Seventeen million dollars slipped through WQED’s fingers last week when a partner in its long-delayed deal to sell sister channel WQEX abruptly backed out, even though they had won a go-ahead at the FCC a month earlier. George Miles, president of the Pittsburgh station, paraphrased a newspaper report on the turnabout: “We have snatched defeat from the jaws of victory.” Important issues about pubcasting’s reserved channels were at stake in both WQED’s victory and its defeat, but they got little attention as all eyes turned to a couple waves of explosive controversy surrounding the FCC decision:
First, in mid-December , reporters swarmed over the news that Presidential candidate and FCC overseer Sen. John McCain had intervened to hurry up the FCC decision on behalf of Paxson Communications, a campaign contributor that was part of the three-way WQEX deal.
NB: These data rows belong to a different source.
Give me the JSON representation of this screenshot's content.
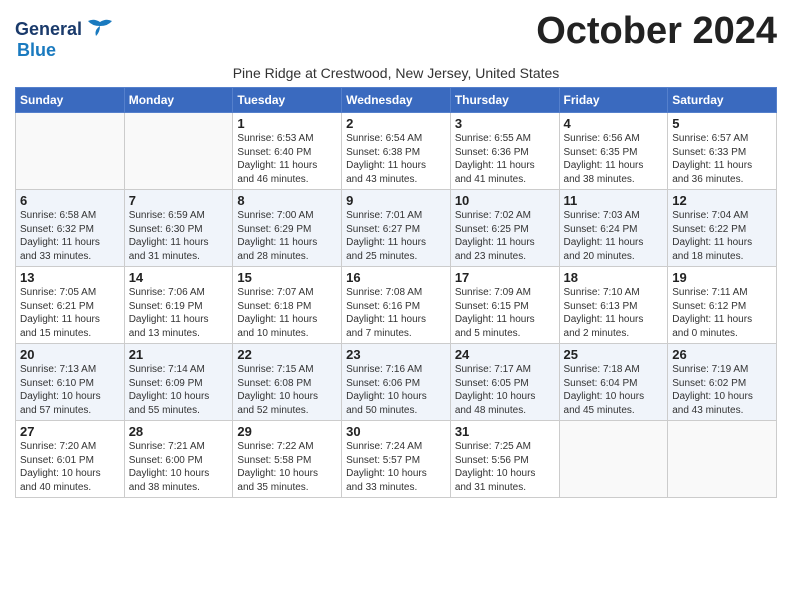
{
  "logo": {
    "line1": "General",
    "line2": "Blue"
  },
  "title": "October 2024",
  "subtitle": "Pine Ridge at Crestwood, New Jersey, United States",
  "days_header": [
    "Sunday",
    "Monday",
    "Tuesday",
    "Wednesday",
    "Thursday",
    "Friday",
    "Saturday"
  ],
  "weeks": [
    [
      {
        "day": "",
        "info": ""
      },
      {
        "day": "",
        "info": ""
      },
      {
        "day": "1",
        "info": "Sunrise: 6:53 AM\nSunset: 6:40 PM\nDaylight: 11 hours\nand 46 minutes."
      },
      {
        "day": "2",
        "info": "Sunrise: 6:54 AM\nSunset: 6:38 PM\nDaylight: 11 hours\nand 43 minutes."
      },
      {
        "day": "3",
        "info": "Sunrise: 6:55 AM\nSunset: 6:36 PM\nDaylight: 11 hours\nand 41 minutes."
      },
      {
        "day": "4",
        "info": "Sunrise: 6:56 AM\nSunset: 6:35 PM\nDaylight: 11 hours\nand 38 minutes."
      },
      {
        "day": "5",
        "info": "Sunrise: 6:57 AM\nSunset: 6:33 PM\nDaylight: 11 hours\nand 36 minutes."
      }
    ],
    [
      {
        "day": "6",
        "info": "Sunrise: 6:58 AM\nSunset: 6:32 PM\nDaylight: 11 hours\nand 33 minutes."
      },
      {
        "day": "7",
        "info": "Sunrise: 6:59 AM\nSunset: 6:30 PM\nDaylight: 11 hours\nand 31 minutes."
      },
      {
        "day": "8",
        "info": "Sunrise: 7:00 AM\nSunset: 6:29 PM\nDaylight: 11 hours\nand 28 minutes."
      },
      {
        "day": "9",
        "info": "Sunrise: 7:01 AM\nSunset: 6:27 PM\nDaylight: 11 hours\nand 25 minutes."
      },
      {
        "day": "10",
        "info": "Sunrise: 7:02 AM\nSunset: 6:25 PM\nDaylight: 11 hours\nand 23 minutes."
      },
      {
        "day": "11",
        "info": "Sunrise: 7:03 AM\nSunset: 6:24 PM\nDaylight: 11 hours\nand 20 minutes."
      },
      {
        "day": "12",
        "info": "Sunrise: 7:04 AM\nSunset: 6:22 PM\nDaylight: 11 hours\nand 18 minutes."
      }
    ],
    [
      {
        "day": "13",
        "info": "Sunrise: 7:05 AM\nSunset: 6:21 PM\nDaylight: 11 hours\nand 15 minutes."
      },
      {
        "day": "14",
        "info": "Sunrise: 7:06 AM\nSunset: 6:19 PM\nDaylight: 11 hours\nand 13 minutes."
      },
      {
        "day": "15",
        "info": "Sunrise: 7:07 AM\nSunset: 6:18 PM\nDaylight: 11 hours\nand 10 minutes."
      },
      {
        "day": "16",
        "info": "Sunrise: 7:08 AM\nSunset: 6:16 PM\nDaylight: 11 hours\nand 7 minutes."
      },
      {
        "day": "17",
        "info": "Sunrise: 7:09 AM\nSunset: 6:15 PM\nDaylight: 11 hours\nand 5 minutes."
      },
      {
        "day": "18",
        "info": "Sunrise: 7:10 AM\nSunset: 6:13 PM\nDaylight: 11 hours\nand 2 minutes."
      },
      {
        "day": "19",
        "info": "Sunrise: 7:11 AM\nSunset: 6:12 PM\nDaylight: 11 hours\nand 0 minutes."
      }
    ],
    [
      {
        "day": "20",
        "info": "Sunrise: 7:13 AM\nSunset: 6:10 PM\nDaylight: 10 hours\nand 57 minutes."
      },
      {
        "day": "21",
        "info": "Sunrise: 7:14 AM\nSunset: 6:09 PM\nDaylight: 10 hours\nand 55 minutes."
      },
      {
        "day": "22",
        "info": "Sunrise: 7:15 AM\nSunset: 6:08 PM\nDaylight: 10 hours\nand 52 minutes."
      },
      {
        "day": "23",
        "info": "Sunrise: 7:16 AM\nSunset: 6:06 PM\nDaylight: 10 hours\nand 50 minutes."
      },
      {
        "day": "24",
        "info": "Sunrise: 7:17 AM\nSunset: 6:05 PM\nDaylight: 10 hours\nand 48 minutes."
      },
      {
        "day": "25",
        "info": "Sunrise: 7:18 AM\nSunset: 6:04 PM\nDaylight: 10 hours\nand 45 minutes."
      },
      {
        "day": "26",
        "info": "Sunrise: 7:19 AM\nSunset: 6:02 PM\nDaylight: 10 hours\nand 43 minutes."
      }
    ],
    [
      {
        "day": "27",
        "info": "Sunrise: 7:20 AM\nSunset: 6:01 PM\nDaylight: 10 hours\nand 40 minutes."
      },
      {
        "day": "28",
        "info": "Sunrise: 7:21 AM\nSunset: 6:00 PM\nDaylight: 10 hours\nand 38 minutes."
      },
      {
        "day": "29",
        "info": "Sunrise: 7:22 AM\nSunset: 5:58 PM\nDaylight: 10 hours\nand 35 minutes."
      },
      {
        "day": "30",
        "info": "Sunrise: 7:24 AM\nSunset: 5:57 PM\nDaylight: 10 hours\nand 33 minutes."
      },
      {
        "day": "31",
        "info": "Sunrise: 7:25 AM\nSunset: 5:56 PM\nDaylight: 10 hours\nand 31 minutes."
      },
      {
        "day": "",
        "info": ""
      },
      {
        "day": "",
        "info": ""
      }
    ]
  ]
}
Then, at the end of the month, religious broadcasters recoiled and conservative politicians raged when the FCC spelled out its thinking behind its WQEX decision. This week, Rep. Michael Oxley (R-Ohio) and 42 or more co-sponsors will introduce a bill to undo the FCC’s new guidelines for religious broadcasters on reserved educational channels.